> **Exercise brief**: For each line of the data below that contains "Microsoft", return that line.

Data about app and page elements
◇ ◇ ◇

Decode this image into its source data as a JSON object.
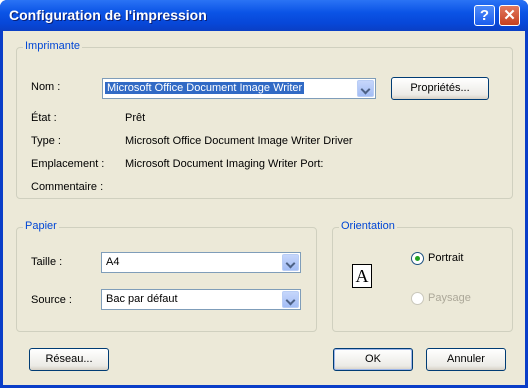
{
  "window": {
    "title": "Configuration de l'impression",
    "help_label": "?",
    "close_label": "✕"
  },
  "printer": {
    "legend": "Imprimante",
    "name_label": "Nom :",
    "name_value": "Microsoft Office Document Image Writer",
    "properties_label": "Propriétés...",
    "status_label": "État :",
    "status_value": "Prêt",
    "type_label": "Type :",
    "type_value": "Microsoft Office Document Image Writer Driver",
    "location_label": "Emplacement :",
    "location_value": "Microsoft Document Imaging Writer Port:",
    "comment_label": "Commentaire :"
  },
  "paper": {
    "legend": "Papier",
    "size_label": "Taille :",
    "size_value": "A4",
    "source_label": "Source :",
    "source_value": "Bac par défaut"
  },
  "orientation": {
    "legend": "Orientation",
    "icon_letter": "A",
    "portrait_label": "Portrait",
    "landscape_label": "Paysage",
    "selected": "Portrait"
  },
  "buttons": {
    "network": "Réseau...",
    "ok": "OK",
    "cancel": "Annuler"
  }
}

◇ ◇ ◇

> **Output for this task**:
    "name_value": "Microsoft Office Document Image Writer",
    "type_value": "Microsoft Office Document Image Writer Driver",
    "location_value": "Microsoft Document Imaging Writer Port:",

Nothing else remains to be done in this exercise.